Excerpts from an interface dataset
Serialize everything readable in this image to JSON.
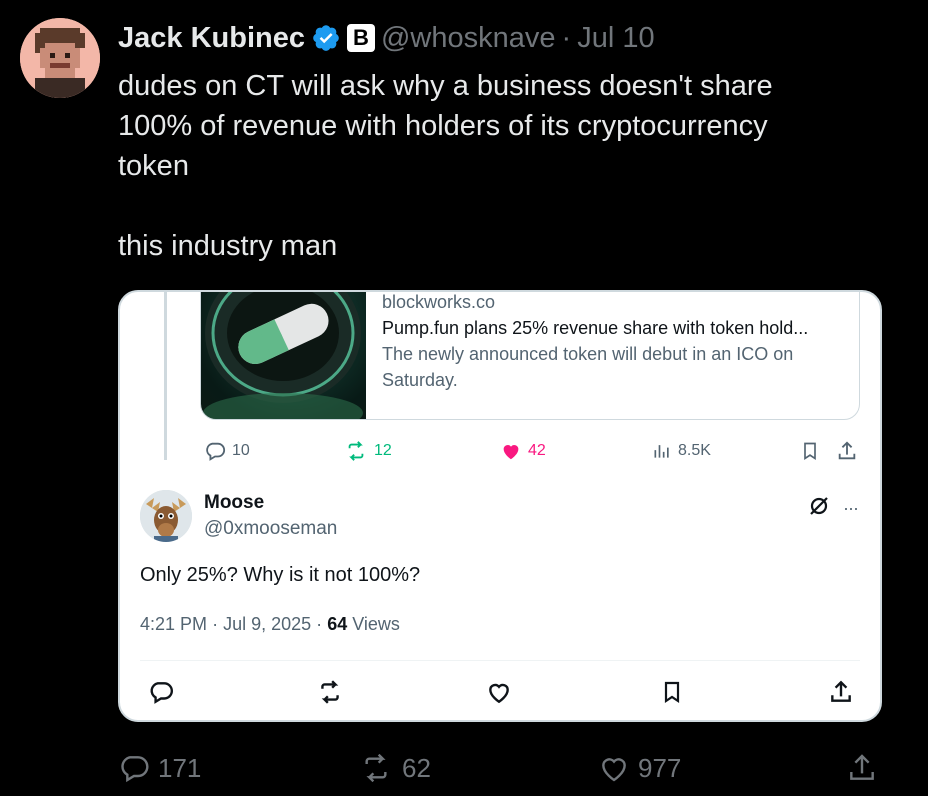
{
  "tweet": {
    "author_name": "Jack Kubinec",
    "handle": "@whosknave",
    "separator": "·",
    "date": "Jul 10",
    "affiliate_badge_letter": "B",
    "text_lines": [
      "dudes on CT will ask why a business doesn't share",
      "100% of revenue with holders of its cryptocurrency",
      "token"
    ],
    "text_line_last": "this industry man",
    "stats": {
      "replies": "171",
      "reposts": "62",
      "likes": "977"
    }
  },
  "quoted": {
    "link_card": {
      "domain": "blockworks.co",
      "title": "Pump.fun plans 25% revenue share with token hold...",
      "description": "The newly announced token will debut in an ICO on Saturday."
    },
    "parent_stats": {
      "replies": "10",
      "reposts": "12",
      "likes": "42",
      "views": "8.5K"
    },
    "reply": {
      "author_name": "Moose",
      "handle": "@0xmooseman",
      "text": "Only 25%? Why is it not 100%?",
      "time": "4:21 PM",
      "sep1": "·",
      "date": "Jul 9, 2025",
      "sep2": "·",
      "views_count": "64",
      "views_label": "Views",
      "more_glyph": "···"
    }
  },
  "colors": {
    "background": "#000000",
    "verified_blue": "#1d9bf0",
    "repost_green": "#00ba7c",
    "like_pink": "#f91880",
    "muted_gray": "#71767b"
  }
}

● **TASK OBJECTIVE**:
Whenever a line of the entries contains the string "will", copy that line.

● **ANSWER SECTION**:
      "dudes on CT will ask why a business doesn't share",
      "description": "The newly announced token will debut in an ICO on Saturday."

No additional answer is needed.